But if we are honest, we know the state of not-giving-up is not something we can always achieve, nor is it healthy to try cling to it regardless. Life is given to us only for a while, and to give up in the face of terminal illness is sometimes a victory far more than a defeat. There are times in any endeavour when our only access to grace is in surrender – where we have to accept that try as we may, the marriage is over, the business is going to the wall.

Of course I am not advocating spinelessness. Of course we try. Of course we do our very best to keep going, to keep afloat in the storm, to save our life’s work, our life’s partnership. But sometimes it can’t be done. Sometimes even our own life cannot be saved – in the end that will come to us all – and then what shall we do?

There are seasons. “a time to be born, and a time to die; a time to plant, and a time to pluck up what is planted… a time to break down, and a time to build up; a time to weep, and a time to laugh; a time to mourn, and a time to dance… a time to seek, and a time to lose; a time to keep, and a time to throw away…” (Ecclesiastes 3.2ff) But we don’t want to accept the seasons: we want to buy fruit out of season, eat strawberries at Christmas, parsnips in high summer.

We run on desire, so much of our lives. We “want/don’t want” as Toni Bernard puts it. This refusal to give up can so often come down to this hunger, this wanting, and the suffering and dissatisfaction that come inevitably with wanting, with the sense that if only we can have this, or avoid that, then everything we be all right, that then we shall be peace.
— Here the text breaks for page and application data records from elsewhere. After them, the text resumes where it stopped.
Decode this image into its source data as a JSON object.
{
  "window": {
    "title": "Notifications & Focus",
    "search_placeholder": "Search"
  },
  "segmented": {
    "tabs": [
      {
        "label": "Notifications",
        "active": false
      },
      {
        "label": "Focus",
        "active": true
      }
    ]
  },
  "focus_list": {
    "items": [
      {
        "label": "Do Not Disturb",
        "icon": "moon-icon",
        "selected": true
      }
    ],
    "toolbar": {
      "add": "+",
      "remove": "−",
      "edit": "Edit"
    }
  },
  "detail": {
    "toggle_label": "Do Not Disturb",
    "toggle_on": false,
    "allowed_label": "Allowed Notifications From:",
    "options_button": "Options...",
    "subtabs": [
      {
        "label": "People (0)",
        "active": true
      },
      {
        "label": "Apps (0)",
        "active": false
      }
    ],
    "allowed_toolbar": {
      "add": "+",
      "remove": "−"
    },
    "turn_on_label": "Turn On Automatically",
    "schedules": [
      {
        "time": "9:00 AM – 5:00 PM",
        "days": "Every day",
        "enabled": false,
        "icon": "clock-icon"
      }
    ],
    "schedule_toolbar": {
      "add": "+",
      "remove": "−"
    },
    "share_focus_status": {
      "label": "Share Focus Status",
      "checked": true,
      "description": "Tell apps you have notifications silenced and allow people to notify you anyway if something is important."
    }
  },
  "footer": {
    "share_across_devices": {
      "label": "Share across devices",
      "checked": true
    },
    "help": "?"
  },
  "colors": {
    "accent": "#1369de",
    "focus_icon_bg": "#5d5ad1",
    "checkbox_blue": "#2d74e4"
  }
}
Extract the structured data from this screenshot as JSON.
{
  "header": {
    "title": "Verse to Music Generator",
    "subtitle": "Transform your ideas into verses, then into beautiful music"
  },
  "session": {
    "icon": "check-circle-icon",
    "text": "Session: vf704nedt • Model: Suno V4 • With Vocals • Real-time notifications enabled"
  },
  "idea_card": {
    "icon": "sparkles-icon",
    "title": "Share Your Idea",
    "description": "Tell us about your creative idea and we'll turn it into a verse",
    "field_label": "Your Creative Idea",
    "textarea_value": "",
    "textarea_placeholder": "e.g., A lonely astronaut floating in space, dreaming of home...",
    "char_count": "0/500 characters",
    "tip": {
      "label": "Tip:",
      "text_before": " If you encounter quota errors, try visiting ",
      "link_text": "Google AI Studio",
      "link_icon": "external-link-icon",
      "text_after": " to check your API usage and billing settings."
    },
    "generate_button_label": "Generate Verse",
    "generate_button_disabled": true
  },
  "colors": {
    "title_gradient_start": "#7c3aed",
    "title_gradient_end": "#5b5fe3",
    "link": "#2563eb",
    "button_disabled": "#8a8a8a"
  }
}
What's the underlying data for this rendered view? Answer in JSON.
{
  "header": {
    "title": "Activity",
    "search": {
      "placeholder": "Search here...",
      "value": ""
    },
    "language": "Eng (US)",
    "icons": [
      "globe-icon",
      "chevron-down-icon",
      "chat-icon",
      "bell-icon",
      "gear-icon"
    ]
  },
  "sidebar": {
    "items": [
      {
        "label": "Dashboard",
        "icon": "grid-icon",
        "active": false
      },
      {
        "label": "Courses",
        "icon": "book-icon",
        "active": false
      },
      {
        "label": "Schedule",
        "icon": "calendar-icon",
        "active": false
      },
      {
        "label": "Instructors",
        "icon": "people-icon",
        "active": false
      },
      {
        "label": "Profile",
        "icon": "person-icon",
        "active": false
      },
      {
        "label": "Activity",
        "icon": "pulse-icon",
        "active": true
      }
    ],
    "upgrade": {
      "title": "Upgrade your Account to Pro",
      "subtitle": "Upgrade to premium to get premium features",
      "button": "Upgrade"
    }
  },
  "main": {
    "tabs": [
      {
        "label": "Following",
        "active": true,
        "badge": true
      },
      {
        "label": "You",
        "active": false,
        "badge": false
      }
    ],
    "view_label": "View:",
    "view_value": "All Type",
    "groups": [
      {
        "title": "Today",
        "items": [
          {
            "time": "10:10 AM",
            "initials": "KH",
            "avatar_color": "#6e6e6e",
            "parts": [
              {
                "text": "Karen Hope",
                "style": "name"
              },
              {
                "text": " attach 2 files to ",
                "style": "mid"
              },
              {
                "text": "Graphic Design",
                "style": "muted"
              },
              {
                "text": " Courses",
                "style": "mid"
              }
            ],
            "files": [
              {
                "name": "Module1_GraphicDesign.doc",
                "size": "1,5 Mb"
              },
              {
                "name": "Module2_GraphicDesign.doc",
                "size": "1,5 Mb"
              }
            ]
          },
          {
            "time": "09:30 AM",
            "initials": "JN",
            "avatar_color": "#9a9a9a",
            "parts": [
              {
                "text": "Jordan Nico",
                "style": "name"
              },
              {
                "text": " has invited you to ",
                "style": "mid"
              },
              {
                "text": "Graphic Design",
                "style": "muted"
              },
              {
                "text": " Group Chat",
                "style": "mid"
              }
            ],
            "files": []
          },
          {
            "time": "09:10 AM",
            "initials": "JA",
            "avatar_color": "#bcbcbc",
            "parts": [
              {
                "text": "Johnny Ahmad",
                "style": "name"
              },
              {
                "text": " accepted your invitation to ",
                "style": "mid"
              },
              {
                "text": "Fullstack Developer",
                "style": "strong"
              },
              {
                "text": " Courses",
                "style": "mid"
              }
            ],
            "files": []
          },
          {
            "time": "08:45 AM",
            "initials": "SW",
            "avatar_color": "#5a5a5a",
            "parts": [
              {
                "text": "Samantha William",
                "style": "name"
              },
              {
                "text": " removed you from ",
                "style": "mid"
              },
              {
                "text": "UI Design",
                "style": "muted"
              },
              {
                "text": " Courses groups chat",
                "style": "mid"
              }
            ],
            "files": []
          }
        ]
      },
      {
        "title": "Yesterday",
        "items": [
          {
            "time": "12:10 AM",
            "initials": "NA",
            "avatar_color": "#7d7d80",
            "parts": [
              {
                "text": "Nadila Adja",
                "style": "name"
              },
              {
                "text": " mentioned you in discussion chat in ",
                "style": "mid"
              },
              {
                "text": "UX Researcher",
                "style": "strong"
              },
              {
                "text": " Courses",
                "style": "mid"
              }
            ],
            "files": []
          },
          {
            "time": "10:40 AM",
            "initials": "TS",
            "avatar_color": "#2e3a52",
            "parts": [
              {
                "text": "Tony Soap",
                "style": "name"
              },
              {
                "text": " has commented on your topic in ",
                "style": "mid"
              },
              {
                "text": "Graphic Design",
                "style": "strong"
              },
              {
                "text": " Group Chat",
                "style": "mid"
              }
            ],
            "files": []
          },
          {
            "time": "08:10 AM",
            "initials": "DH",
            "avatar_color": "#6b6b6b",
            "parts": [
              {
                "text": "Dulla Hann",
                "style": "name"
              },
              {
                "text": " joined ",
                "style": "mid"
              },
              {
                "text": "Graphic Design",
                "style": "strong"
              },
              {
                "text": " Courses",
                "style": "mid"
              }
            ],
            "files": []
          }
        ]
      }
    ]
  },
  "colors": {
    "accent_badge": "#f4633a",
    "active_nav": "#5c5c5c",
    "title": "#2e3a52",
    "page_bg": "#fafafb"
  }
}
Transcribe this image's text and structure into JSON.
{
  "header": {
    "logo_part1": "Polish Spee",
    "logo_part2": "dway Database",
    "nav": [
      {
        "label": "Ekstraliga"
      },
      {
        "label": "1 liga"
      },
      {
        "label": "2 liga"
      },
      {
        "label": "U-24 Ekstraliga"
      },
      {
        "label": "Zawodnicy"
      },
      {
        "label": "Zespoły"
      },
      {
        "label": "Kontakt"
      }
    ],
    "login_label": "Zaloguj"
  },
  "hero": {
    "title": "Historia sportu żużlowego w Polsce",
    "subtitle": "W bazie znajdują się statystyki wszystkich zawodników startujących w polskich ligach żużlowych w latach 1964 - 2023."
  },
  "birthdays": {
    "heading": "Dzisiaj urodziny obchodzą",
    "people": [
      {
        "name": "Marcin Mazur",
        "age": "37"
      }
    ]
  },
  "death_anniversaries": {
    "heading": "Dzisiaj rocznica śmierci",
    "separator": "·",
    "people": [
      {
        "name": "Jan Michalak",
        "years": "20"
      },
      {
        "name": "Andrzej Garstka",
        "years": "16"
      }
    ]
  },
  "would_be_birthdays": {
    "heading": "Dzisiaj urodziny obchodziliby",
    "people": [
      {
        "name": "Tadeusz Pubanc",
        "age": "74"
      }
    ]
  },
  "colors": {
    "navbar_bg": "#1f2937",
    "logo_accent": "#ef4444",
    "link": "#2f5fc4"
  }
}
Peace is grace. Grace is love, “strong as death” – far stronger. Love, grace, peace – these will outlast death. Even despair, if it is released, becomes a different kind of hope. Let it go, whatever it is, for only then can it be given back, “A good measure, pressed down, shaken together, running over…” (Luke 6.38)